PEG (percutaneous endoscopic gastrostomy) is a procedure by which a feeding tube is placed to provide long-term nutritional support for patients who are unable to swallow as a result of head or neck tumors, trauma, stroke or other severe neurological problems.

What should I expect during PEG placement?

  • The procedure itself takes about 30 minutes to complete.
  • IV conscious sedation is used to help you relax for the procedure.
  • A flexible tube called an endoscope is passed through your mouth into your stomach.  An endoscope allows the physician to see the inside of your esophagus and stomach.  It also helps locate the proper place in your stomach in which to position the feeding tube.  Once the best location has been determined, the skin is numbed, and a small incision is made into the abdomen through which a small tube is inserted.  This is the feeding tube.  The tube is held in place by a small button-like object called a bumper. It is now possible for formula, fluid, liquid dietary supplements, and if directed, medications to go through the tube directly into the stomach.
  • Minor discomfort during the procedure may be felt, such as abdominal pressure or bloating

What should I expect after PEG placement?

  • You will be looked after in the Endoscopy Department for a short period of time and will be admitted to the hospital for a day or two.  Usually, the tube feedings do not begin until the following morning. 
  • The PEG tube does not prevent you from eating regular food.  The PEG tube provides an access, directly into your stomach, for extra nutrition if you are not able to take enough nutrition by mouth.
  • The tube will only be in place as long as you need it to meet your nutritional needs.  Some people may need it for a short period of time and others may need to leave it in for their entire life.
  • It is not uncommon to need to replace the tube from time to time if long term use is required.

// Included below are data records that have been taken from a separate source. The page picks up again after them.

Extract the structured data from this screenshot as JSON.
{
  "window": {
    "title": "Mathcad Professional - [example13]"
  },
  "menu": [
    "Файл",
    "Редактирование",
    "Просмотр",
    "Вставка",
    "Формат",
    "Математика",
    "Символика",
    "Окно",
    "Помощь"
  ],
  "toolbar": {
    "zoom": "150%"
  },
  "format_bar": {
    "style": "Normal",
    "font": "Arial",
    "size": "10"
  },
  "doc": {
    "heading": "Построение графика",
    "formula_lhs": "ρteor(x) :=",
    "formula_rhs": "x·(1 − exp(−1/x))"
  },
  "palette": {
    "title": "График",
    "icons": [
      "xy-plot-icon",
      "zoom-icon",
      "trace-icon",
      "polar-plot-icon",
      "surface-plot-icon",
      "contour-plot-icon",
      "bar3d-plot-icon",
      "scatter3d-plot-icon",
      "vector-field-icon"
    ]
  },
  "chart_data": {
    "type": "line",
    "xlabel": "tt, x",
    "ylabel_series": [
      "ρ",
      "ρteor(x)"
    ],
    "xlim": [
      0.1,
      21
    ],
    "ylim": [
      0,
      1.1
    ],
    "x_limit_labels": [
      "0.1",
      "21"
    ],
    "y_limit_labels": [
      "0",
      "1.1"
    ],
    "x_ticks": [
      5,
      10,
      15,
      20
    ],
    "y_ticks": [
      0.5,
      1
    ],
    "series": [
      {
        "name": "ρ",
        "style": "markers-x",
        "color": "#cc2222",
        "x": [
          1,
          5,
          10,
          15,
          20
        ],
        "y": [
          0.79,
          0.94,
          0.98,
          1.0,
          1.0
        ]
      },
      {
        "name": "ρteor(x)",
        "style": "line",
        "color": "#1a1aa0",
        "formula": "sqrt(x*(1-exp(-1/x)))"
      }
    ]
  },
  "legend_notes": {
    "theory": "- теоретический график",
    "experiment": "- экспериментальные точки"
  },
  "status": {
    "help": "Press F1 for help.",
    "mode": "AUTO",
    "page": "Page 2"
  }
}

The tube can be easily removed when it is no longer needed.

What are the possible complications of PEG placement?
Although problems with PEG tubes are rare, it is important for you to know when to call the doctor.
Call if you have:

  • Diarrhea for more than 48 hours
  • Persistent nausea or vomiting, dehydration (symptoms:  thirst, dry tongue, fever, skin changes).
  • Vomiting of feedings; bloating, or abdominal distention.
  • Severe pain at tube site, a temperature over 101, or excessive drainage or bleeding from the site.
  • If it is difficult or impossible to flush the tube with formula or water.